Your assignment:
Copy each line of the listing that includes "Healthcare".
===== Source data =====
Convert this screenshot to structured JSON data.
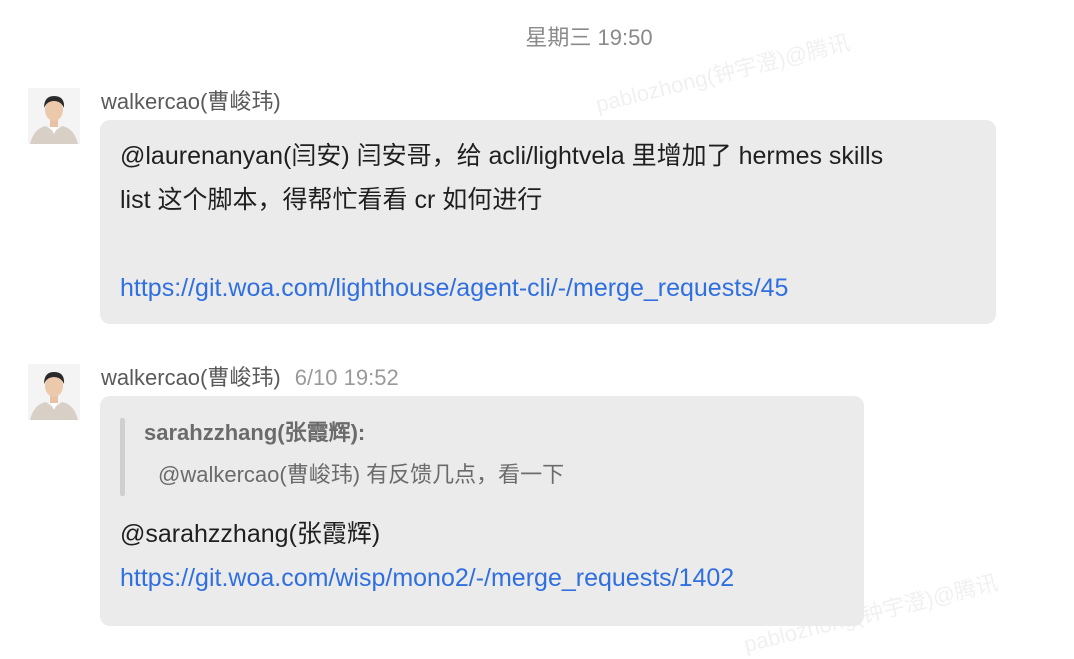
{
  "header": {
    "timestamp": "星期三 19:50"
  },
  "watermark": "pablozhong(钟宇澄)@腾讯",
  "messages": [
    {
      "sender": "walkercao(曹峻玮)",
      "text_line1": "@laurenanyan(闫安) 闫安哥，给 acli/lightvela 里增加了 hermes skills",
      "text_line2": "list 这个脚本，得帮忙看看 cr 如何进行",
      "link": "https://git.woa.com/lighthouse/agent-cli/-/merge_requests/45"
    },
    {
      "sender": "walkercao(曹峻玮)",
      "time": "6/10 19:52",
      "quote_author": "sarahzzhang(张霞辉):",
      "quote_text": "@walkercao(曹峻玮) 有反馈几点，看一下",
      "mention": "@sarahzzhang(张霞辉)",
      "link": "https://git.woa.com/wisp/mono2/-/merge_requests/1402"
    }
  ],
  "colors": {
    "link": "#2f6fe0",
    "bubble": "#ebebeb"
  },
  "icons": {
    "avatar": "user-avatar-photo"
  }
}
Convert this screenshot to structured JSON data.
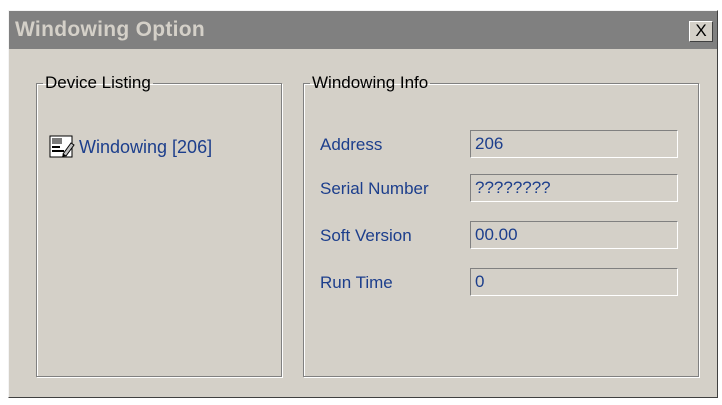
{
  "window": {
    "title": "Windowing Option",
    "close_label": "X"
  },
  "device_listing": {
    "legend": "Device Listing",
    "items": [
      {
        "label": "Windowing [206]",
        "icon": "device-icon"
      }
    ]
  },
  "windowing_info": {
    "legend": "Windowing Info",
    "fields": [
      {
        "label": "Address",
        "value": "206"
      },
      {
        "label": "Serial Number",
        "value": "????????"
      },
      {
        "label": "Soft Version",
        "value": "00.00"
      },
      {
        "label": "Run Time",
        "value": "0"
      }
    ]
  },
  "colors": {
    "title_bar": "#808080",
    "window_bg": "#d4d0c8",
    "text_accent": "#1c3e8c"
  }
}
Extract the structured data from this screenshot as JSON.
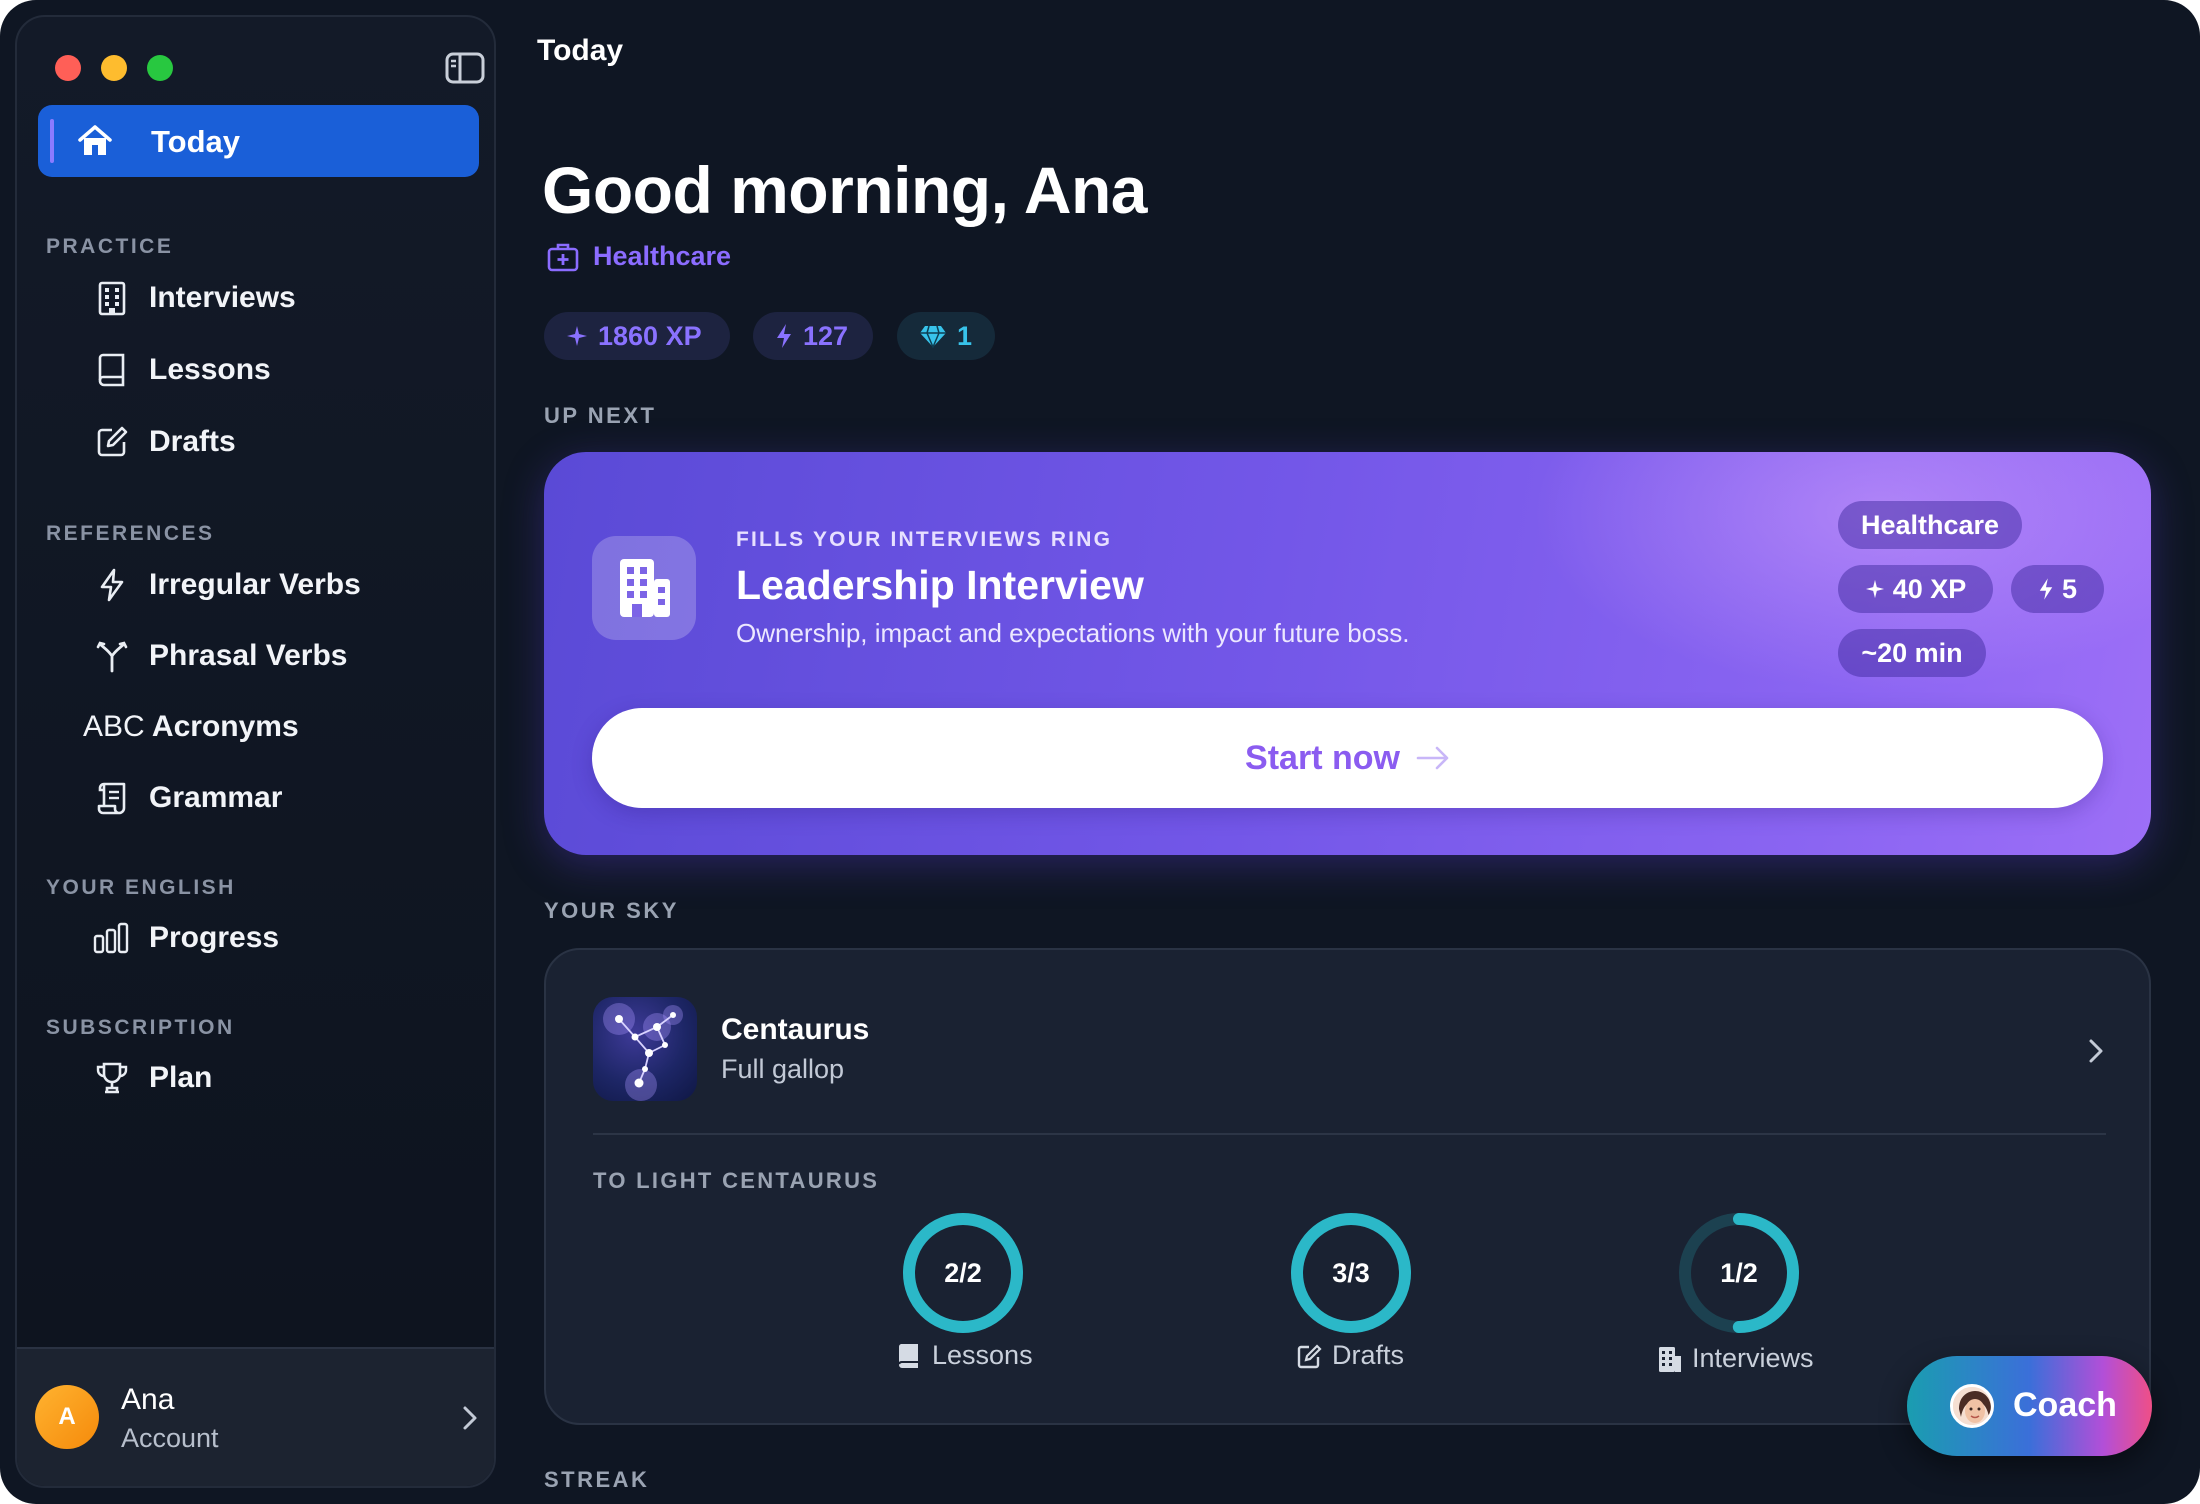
{
  "window": {
    "title": "Today"
  },
  "sidebar": {
    "today": {
      "label": "Today"
    },
    "sections": [
      {
        "title": "PRACTICE",
        "items": [
          {
            "label": "Interviews",
            "icon": "building-icon"
          },
          {
            "label": "Lessons",
            "icon": "book-icon"
          },
          {
            "label": "Drafts",
            "icon": "edit-icon"
          }
        ]
      },
      {
        "title": "REFERENCES",
        "items": [
          {
            "label": "Irregular Verbs",
            "icon": "bolt-icon"
          },
          {
            "label": "Phrasal Verbs",
            "icon": "fork-icon"
          },
          {
            "label": "Acronyms",
            "prefix": "ABC"
          },
          {
            "label": "Grammar",
            "icon": "scroll-icon"
          }
        ]
      },
      {
        "title": "YOUR ENGLISH",
        "items": [
          {
            "label": "Progress",
            "icon": "bar-chart-icon"
          }
        ]
      },
      {
        "title": "SUBSCRIPTION",
        "items": [
          {
            "label": "Plan",
            "icon": "trophy-icon"
          }
        ]
      }
    ],
    "account": {
      "initial": "A",
      "name": "Ana",
      "subtitle": "Account"
    }
  },
  "main": {
    "greeting": "Good morning, Ana",
    "industry": "Healthcare",
    "stats": {
      "xp": "1860 XP",
      "streak": "127",
      "gems": "1"
    },
    "up_next": {
      "section_label": "UP NEXT",
      "kicker": "FILLS YOUR INTERVIEWS RING",
      "title": "Leadership Interview",
      "description": "Ownership, impact and expectations with your future boss.",
      "tags": {
        "industry": "Healthcare",
        "xp": "40 XP",
        "energy": "5",
        "time": "~20 min"
      },
      "cta": "Start now"
    },
    "sky": {
      "section_label": "YOUR SKY",
      "constellation": "Centaurus",
      "status": "Full gallop",
      "light_label": "TO LIGHT CENTAURUS",
      "rings": [
        {
          "value": "2/2",
          "label": "Lessons",
          "progress": 1.0
        },
        {
          "value": "3/3",
          "label": "Drafts",
          "progress": 1.0
        },
        {
          "value": "1/2",
          "label": "Interviews",
          "progress": 0.5
        }
      ]
    },
    "streak_label": "STREAK",
    "coach": {
      "label": "Coach"
    }
  },
  "colors": {
    "accent_blue": "#1a5fd8",
    "purple": "#8a72ff",
    "teal": "#2bb8c8",
    "gem": "#38c3ea"
  }
}
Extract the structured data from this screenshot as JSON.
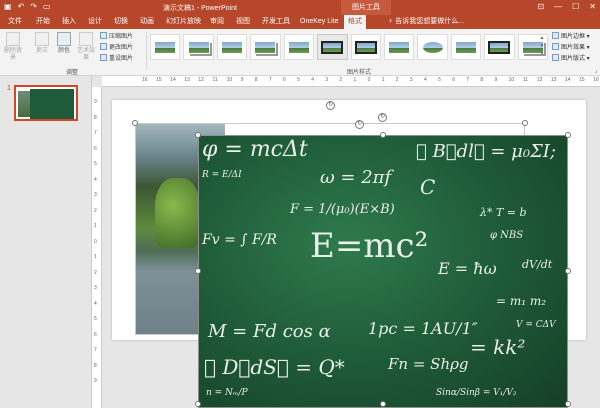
{
  "window": {
    "title": "演示文稿1 - PowerPoint",
    "context_title": "图片工具"
  },
  "qat": {
    "save_icon": "save-icon",
    "undo_icon": "undo-icon",
    "redo_icon": "redo-icon",
    "start_icon": "start-from-beginning-icon"
  },
  "window_controls": {
    "restore_icon": "restore-icon",
    "minimize": "—",
    "maximize": "☐",
    "close": "✕"
  },
  "tabs": [
    {
      "label": "文件"
    },
    {
      "label": "开始"
    },
    {
      "label": "插入"
    },
    {
      "label": "设计"
    },
    {
      "label": "切换"
    },
    {
      "label": "动画"
    },
    {
      "label": "幻灯片放映"
    },
    {
      "label": "审阅"
    },
    {
      "label": "视图"
    },
    {
      "label": "开发工具"
    },
    {
      "label": "OneKey Lite"
    },
    {
      "label": "格式"
    }
  ],
  "tell_me": "♀ 告诉我您想要做什么...",
  "ribbon": {
    "adjust": {
      "remove_bg": "删除背景",
      "corrections": "更正",
      "color": "颜色",
      "artistic": "艺术效果",
      "compress": "压缩图片",
      "change": "更改图片",
      "reset": "重设图片",
      "group_label": "调整"
    },
    "styles": {
      "group_label": "图片样式",
      "count": 12
    },
    "right": {
      "border": "图片边框",
      "effects": "图片效果",
      "layout": "图片版式"
    }
  },
  "slides": [
    {
      "number": "1"
    }
  ],
  "ruler": {
    "h": [
      "16",
      "15",
      "14",
      "13",
      "12",
      "11",
      "10",
      "9",
      "8",
      "7",
      "6",
      "5",
      "4",
      "3",
      "2",
      "1",
      "0",
      "1",
      "2",
      "3",
      "4",
      "5",
      "6",
      "7",
      "8",
      "9",
      "10",
      "11",
      "12",
      "13",
      "14",
      "15",
      "16"
    ],
    "v": [
      "9",
      "8",
      "7",
      "6",
      "5",
      "4",
      "3",
      "2",
      "1",
      "0",
      "1",
      "2",
      "3",
      "4",
      "5",
      "6",
      "7",
      "8",
      "9"
    ]
  },
  "blackboard": {
    "eq": {
      "phi": "φ = mcΔt",
      "emf": "∮ B⃗dl⃗ = μ₀ΣI;",
      "omega": "ω = 2πf",
      "c": "C",
      "emc": "E=mc²",
      "f": "F = 1/(μ₀)(E×B)",
      "fv": "Fv = ∫ F/R",
      "m": "M = Fd cos α",
      "pc": "1pc = 1AU/1″",
      "gauss": "∮ D⃗dS⃗ = Q*",
      "fn": "Fn = Shρg",
      "k": "= kk²",
      "hw": "E = ħω",
      "t": "λ* T = b",
      "v": "V = CΔV",
      "nbs": "φ NBS",
      "m2": "= m₁ m₂",
      "n": "n = Nₘ/P",
      "sin": "Sinα/Sinβ = V₁/V₂",
      "r": "R = E/ΔI",
      "dv": "dV/dt"
    }
  }
}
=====
Exercise response:
    "industry": "Healthcare",
        "industry": "Healthcare",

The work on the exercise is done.